“Had they decided, as a skilled attacker most certainly will, to bring down the network immediately after the initial intrusion, we would have been powerless to stop them,” an official report into the incident said.

No-one knows for sure how much sensitive information was stolen. The USAF knows one thing: the air tasking system they spent three years and $4 million developing is now likely to be compromised.

This is one of the many attacks against US military establishments documented in the past few years. No doubt many more have gone undetected.

The US military has more than 2.1 million computers, 10,000 local networks and 100 long-distance networks. In the past few years, the US Defence Information Systems Agency has launched 38,000 attacks against the military’s own computers, using software and strategies commonly available on the Internet.

Sixty-five per cent of the time, the military hackers gained access.

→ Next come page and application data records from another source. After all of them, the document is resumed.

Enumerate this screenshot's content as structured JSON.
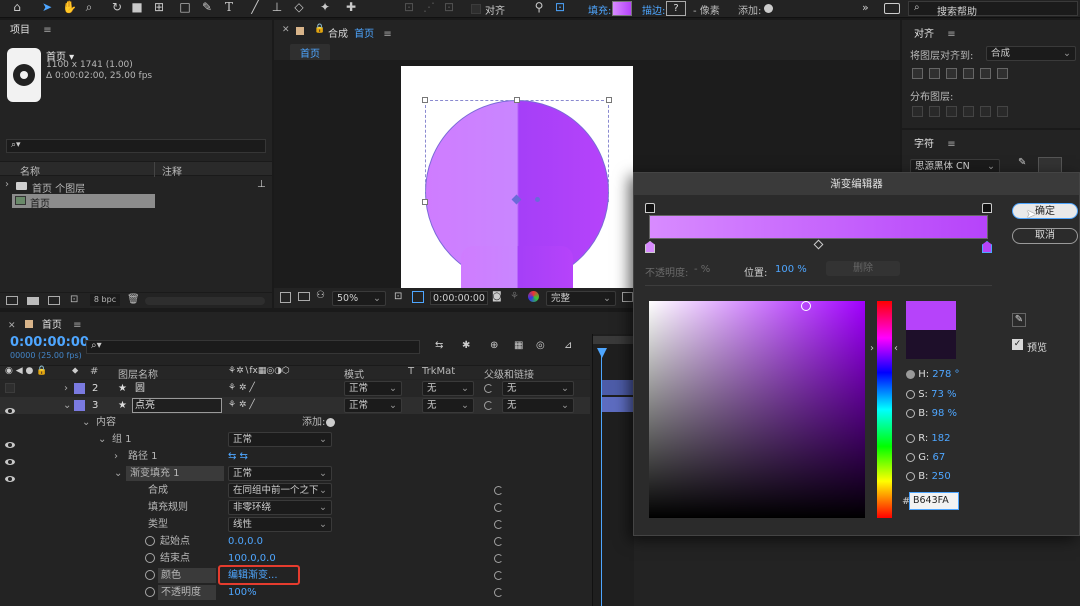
{
  "toolbar": {
    "align_label": "对齐",
    "fill_label": "填充:",
    "stroke_label": "描边:",
    "stroke_value": "?",
    "stroke_unit": "- 像素",
    "add_label": "添加:",
    "search_placeholder": "搜索帮助"
  },
  "project": {
    "title": "项目",
    "item_name": "首页 ▾",
    "item_size": "1100 x 1741 (1.00)",
    "item_duration": "Δ 0:00:02:00, 25.00 fps",
    "search_icon_text": "⌕▾",
    "col_name": "名称",
    "col_comment": "注释",
    "folder_item": "首页 个图层",
    "comp_item": "首页",
    "bpc": "8 bpc"
  },
  "composition": {
    "tab_label": "合成",
    "tab_name": "首页",
    "breadcrumb": "首页",
    "zoom": "50%",
    "timecode": "0:00:00:00",
    "quality": "完整"
  },
  "align_panel": {
    "title": "对齐",
    "align_to_label": "将图层对齐到:",
    "align_to_value": "合成",
    "distribute_label": "分布图层:",
    "char_title": "字符",
    "font_value": "思源黑体 CN"
  },
  "timeline": {
    "tab_name": "首页",
    "timecode": "0:00:00:00",
    "timecode_sub": "00000 (25.00 fps)",
    "col_layer_name": "图层名称",
    "col_mode": "模式",
    "col_t": "T",
    "col_trkmat": "TrkMat",
    "col_parent": "父级和链接",
    "layers": [
      {
        "num": "2",
        "name": "圆",
        "mode": "正常",
        "trkmat": "无",
        "parent": "无"
      },
      {
        "num": "3",
        "name": "点亮",
        "mode": "正常",
        "trkmat": "无",
        "parent": "无"
      }
    ],
    "contents_label": "内容",
    "add_label": "添加:",
    "group_label": "组 1",
    "group_mode": "正常",
    "path_label": "路径 1",
    "gradfill_label": "渐变填充 1",
    "gradfill_mode": "正常",
    "composite_label": "合成",
    "composite_value": "在同组中前一个之下",
    "fillrule_label": "填充规则",
    "fillrule_value": "非零环绕",
    "type_label": "类型",
    "type_value": "线性",
    "start_label": "起始点",
    "start_value": "0.0,0.0",
    "end_label": "结束点",
    "end_value": "100.0,0.0",
    "color_label": "颜色",
    "color_value": "编辑渐变...",
    "opacity_label": "不透明度",
    "opacity_value": "100%"
  },
  "gradient_editor": {
    "title": "渐变编辑器",
    "ok_label": "确定",
    "cancel_label": "取消",
    "opacity_label": "不透明度:",
    "opacity_value": "- %",
    "location_label": "位置:",
    "location_value": "100 %",
    "delete_label": "删除",
    "preview_label": "预览",
    "h_label": "H:",
    "h_value": "278 °",
    "s_label": "S:",
    "s_value": "73 %",
    "b_label": "B:",
    "b_value": "98 %",
    "r_label": "R:",
    "r_value": "182",
    "g_label": "G:",
    "g_value": "67",
    "bb_label": "B:",
    "bb_value": "250",
    "hex_label": "#",
    "hex_value": "B643FA"
  },
  "colors": {
    "accent": "#4ea6ff",
    "gradient_start": "#d88bff",
    "gradient_end": "#b643fa",
    "highlight_box": "#e53c2e"
  }
}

Of the 24,700 successful intrusions, only 988 were detected. Most didn’t like admitting they had been done: only 267 were officially reported.

Much the same may be occurring in Australia. But you won’t hear it from the military types. While they admit they are just as vulnerable to such attacks - in some cases, more so - they clam up when you ask if they’ve ever been a victim.

Researchers believe that the threat of information warfare is that it gives small nations as much firepower as large nations. Military strategists point a fearful finger at the Third World, drug cartels, the Mafia - any number of groups who may have the motivation to do harm and who possess some computer nous.

The US National Security Agency estimates that at least 120 countries have established computer attack capabilities.

About 60 per cent of doctorates granted by US universities in computer science and security are to foreigners, with two-thirds from Islamic countries or India.

“Sophisticated countries like Australia are the ones that are going to be targeted,” says DSTO’s Billard.

“At what point do we consider our national sovereignty under attack? And what is the appropriate response? Do we use the same technology in retaliation?

“There are a whole raft of problems we have to consider as a nation.”

But the threat can’t be illusory: last week, the DSTO opened a new laboratory in Canberra with a charter to tackle command and control security and develop information warfare strategies. It is part of Project Takari, a 15-year program established by the DSTO that will involve 250 scientists and stretch into 2010.

There is also the potential to use these technologies to hobble a potential enemy - albeit one with some level of electronic sophistication.

“Information warfare is a fast-emerging arena which has the potential of turning the tide of conflict without firing a shot,” General Moorman said. “Intrusion into data links, databases and local area networks can significantly inhibit an adversary’s ability to plan, executive and coordinate military operations.”

Dr Warren Harch, research leader of the “InfoWar” lab, was reluctant to discuss detection and protection strategies. Asked if the information warfare research was just aimed at defending Australia against incursion, or also aimed at developing offensive capabilities against an enemy, he was cagy. “That’s something I can’t really talk about, other than to say that we’re interested,” he said.